I’m becoming convinced that one of the most important elements of motivating young music students is giving them music they want to play.
One of my beginning saxophone students found some sheet music of the “Raiders of the Lost Ark” theme. If you know the music, you know that it uses a wide range of notes, and dotted eighth/sixteenth rhythms. When he asked me to teach him to play it, my first reaction was to say, “No way! You’re barely past page 6 of your method book. This is Book 2 material.” But he had obviously put some effort into it already, and was determined to learn it.
Mind you, I’m not a fan of teaching by rote. I’m a pretty Type-A logical thinker. So this was a very out-of-the-box situation for me.

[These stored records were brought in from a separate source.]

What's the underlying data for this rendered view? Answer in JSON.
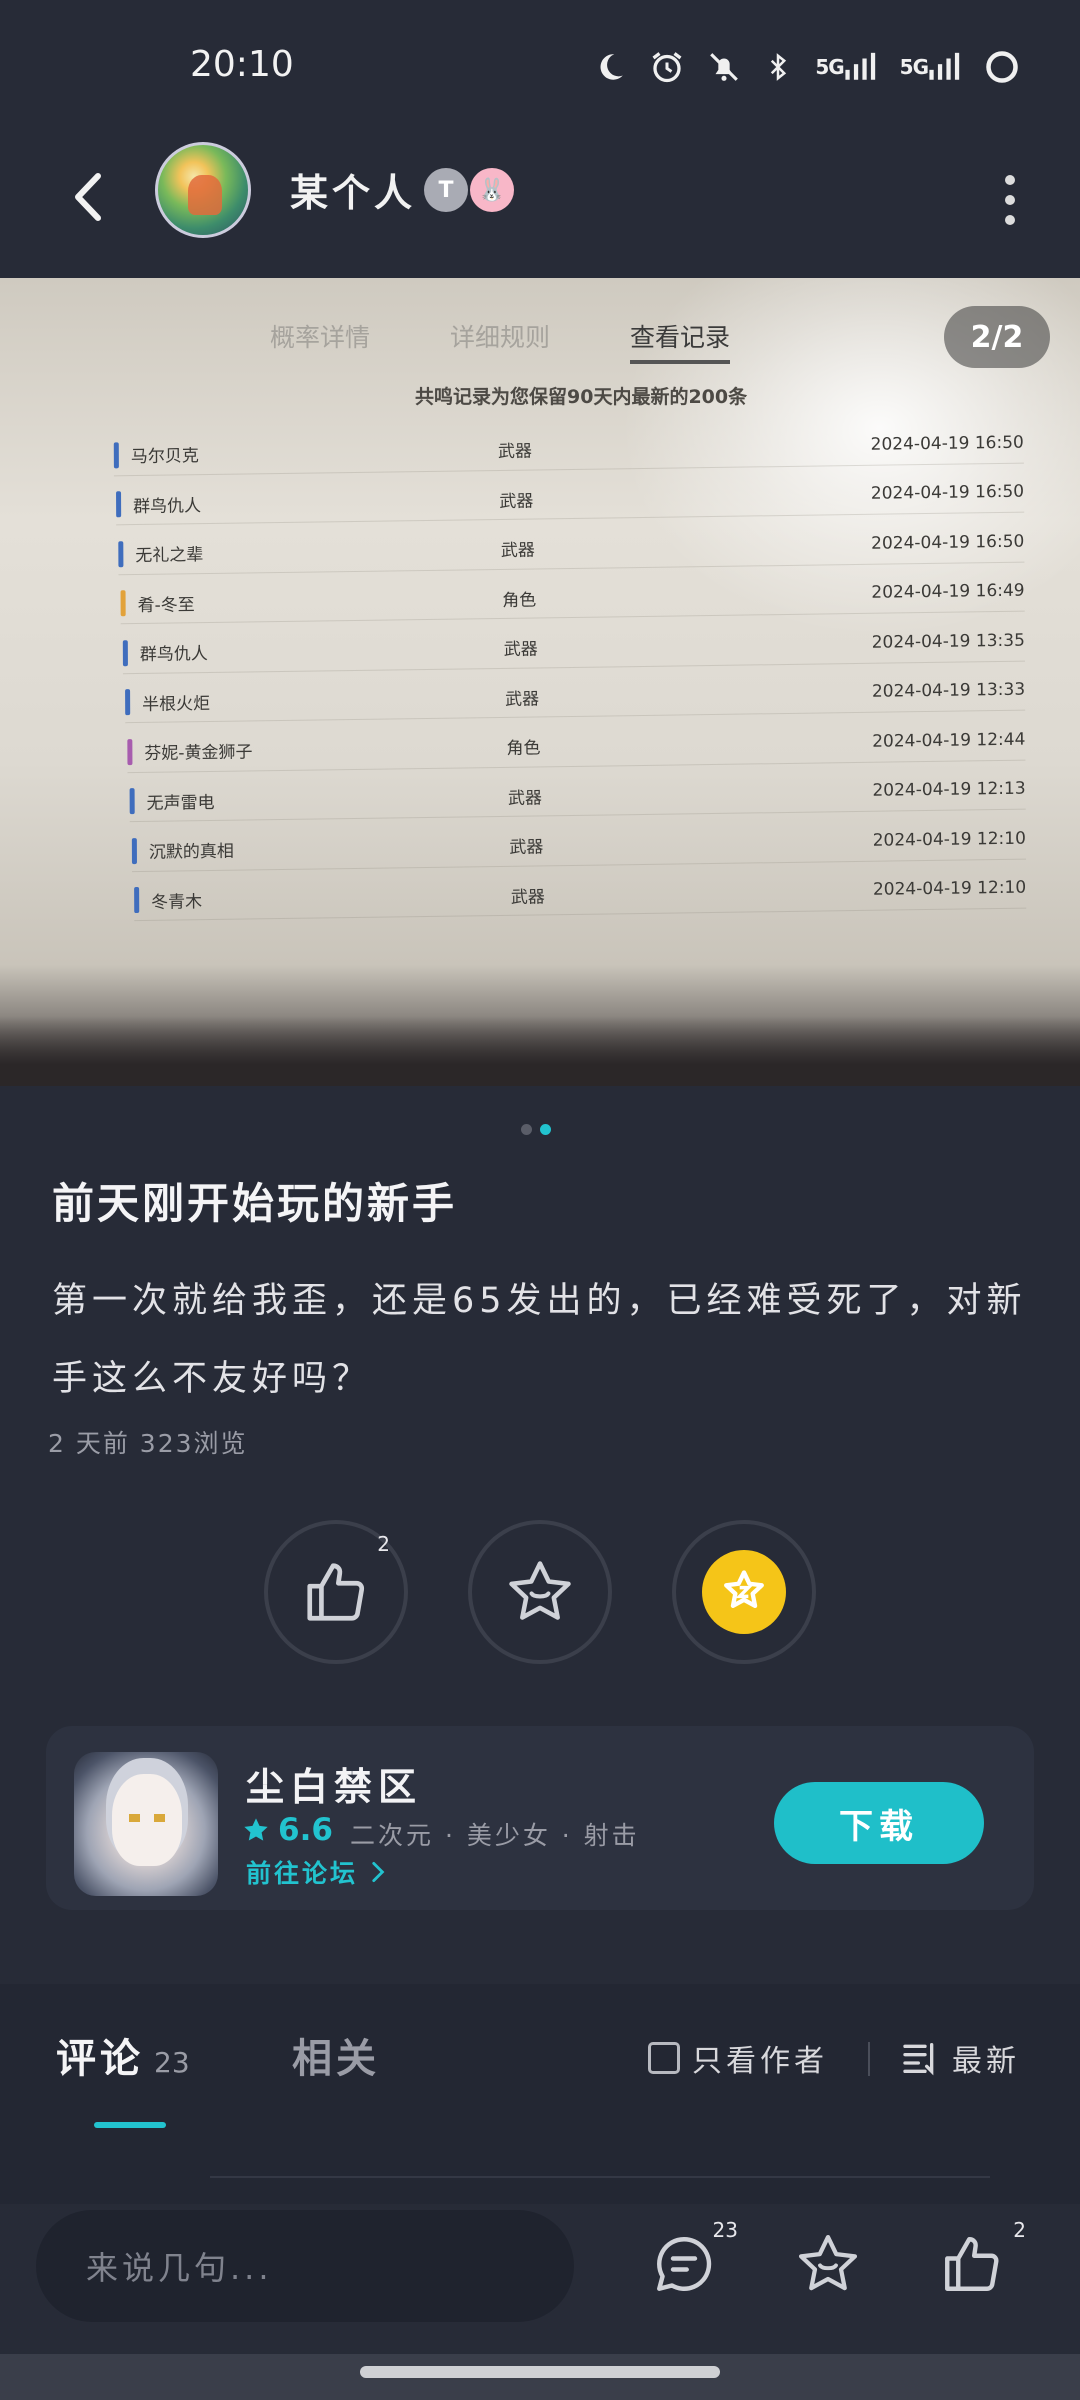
{
  "status_bar": {
    "time": "20:10",
    "icons": [
      "moon-icon",
      "alarm-icon",
      "mute-icon",
      "bluetooth-icon",
      "signal-5g-icon",
      "signal-5g-icon",
      "battery-ring-icon"
    ],
    "net1": "5G",
    "net2": "5G"
  },
  "header": {
    "username": "某个人",
    "badge1": "T",
    "badge2": "🐰"
  },
  "photo": {
    "tabs": [
      "概率详情",
      "详细规则",
      "查看记录"
    ],
    "active_tab": "查看记录",
    "page_indicator": "2/2",
    "subtitle": "共鸣记录为您保留90天内最新的200条",
    "records": [
      {
        "name": "马尔贝克",
        "type": "武器",
        "datetime": "2024-04-19 16:50",
        "color": "#3f6dbd"
      },
      {
        "name": "群鸟仇人",
        "type": "武器",
        "datetime": "2024-04-19 16:50",
        "color": "#3f6dbd"
      },
      {
        "name": "无礼之辈",
        "type": "武器",
        "datetime": "2024-04-19 16:50",
        "color": "#3f6dbd"
      },
      {
        "name": "肴-冬至",
        "type": "角色",
        "datetime": "2024-04-19 16:49",
        "color": "#e2a23a"
      },
      {
        "name": "群鸟仇人",
        "type": "武器",
        "datetime": "2024-04-19 13:35",
        "color": "#3f6dbd"
      },
      {
        "name": "半根火炬",
        "type": "武器",
        "datetime": "2024-04-19 13:33",
        "color": "#3f6dbd"
      },
      {
        "name": "芬妮-黄金狮子",
        "type": "角色",
        "datetime": "2024-04-19 12:44",
        "color": "#a75cae"
      },
      {
        "name": "无声雷电",
        "type": "武器",
        "datetime": "2024-04-19 12:13",
        "color": "#3f6dbd"
      },
      {
        "name": "沉默的真相",
        "type": "武器",
        "datetime": "2024-04-19 12:10",
        "color": "#3f6dbd"
      },
      {
        "name": "冬青木",
        "type": "武器",
        "datetime": "2024-04-19 12:10",
        "color": "#3f6dbd"
      }
    ]
  },
  "post": {
    "title": "前天刚开始玩的新手",
    "body": "第一次就给我歪，还是65发出的，已经难受死了，对新手这么不友好吗？",
    "meta": "2 天前  323浏览",
    "like_count": "2"
  },
  "game": {
    "name": "尘白禁区",
    "rating": "6.6",
    "tags": "二次元 · 美少女 · 射击",
    "forum_link": "前往论坛",
    "download_label": "下载"
  },
  "comments": {
    "tab_comments": "评论",
    "comment_count": "23",
    "tab_related": "相关",
    "author_only": "只看作者",
    "sort_label": "最新"
  },
  "bottom_bar": {
    "input_placeholder": "来说几句...",
    "comment_count": "23",
    "like_count": "2"
  },
  "colors": {
    "accent": "#22c3cf",
    "background": "#272b37",
    "coin": "#f5c518"
  }
}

Over the next several weeks, we devoted a portion of each lesson to the Raiders Theme. It took a great deal of effort on my part NOT to address every one of the myriad of mistakes he made. Instead, I tried to focus on one or two issues in each lesson. In one lesson, I taught him the difference between F# and F natural. In another, we focused on tone quality in the low range. In another, we focused on rhythmic issues.
After a number of months, my student is proud to proclaim that he can “beat it” (as in in beating a level in a video game).

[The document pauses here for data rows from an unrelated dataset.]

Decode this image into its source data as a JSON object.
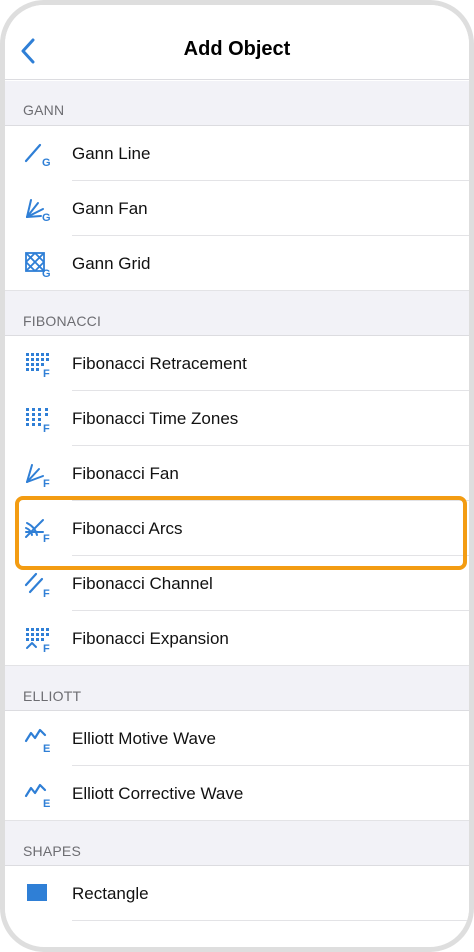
{
  "header": {
    "title": "Add Object"
  },
  "sections": [
    {
      "title": "GANN",
      "items": [
        {
          "label": "Gann Line",
          "icon": "gann-line-icon"
        },
        {
          "label": "Gann Fan",
          "icon": "gann-fan-icon"
        },
        {
          "label": "Gann Grid",
          "icon": "gann-grid-icon"
        }
      ]
    },
    {
      "title": "FIBONACCI",
      "items": [
        {
          "label": "Fibonacci Retracement",
          "icon": "fibonacci-retracement-icon"
        },
        {
          "label": "Fibonacci Time Zones",
          "icon": "fibonacci-time-zones-icon"
        },
        {
          "label": "Fibonacci Fan",
          "icon": "fibonacci-fan-icon"
        },
        {
          "label": "Fibonacci Arcs",
          "icon": "fibonacci-arcs-icon"
        },
        {
          "label": "Fibonacci Channel",
          "icon": "fibonacci-channel-icon"
        },
        {
          "label": "Fibonacci Expansion",
          "icon": "fibonacci-expansion-icon"
        }
      ]
    },
    {
      "title": "ELLIOTT",
      "items": [
        {
          "label": "Elliott Motive Wave",
          "icon": "elliott-motive-wave-icon"
        },
        {
          "label": "Elliott Corrective Wave",
          "icon": "elliott-corrective-wave-icon"
        }
      ]
    },
    {
      "title": "SHAPES",
      "items": [
        {
          "label": "Rectangle",
          "icon": "rectangle-icon"
        }
      ]
    }
  ],
  "colors": {
    "accent": "#2f7fd6",
    "highlight": "#f39c12",
    "section_bg": "#f2f2f7"
  }
}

I don’t necessarily plan to incorporate the Raiders Theme into my curriculum. But in this case, the piece definitely motivated my student in a way that most method books just don’t.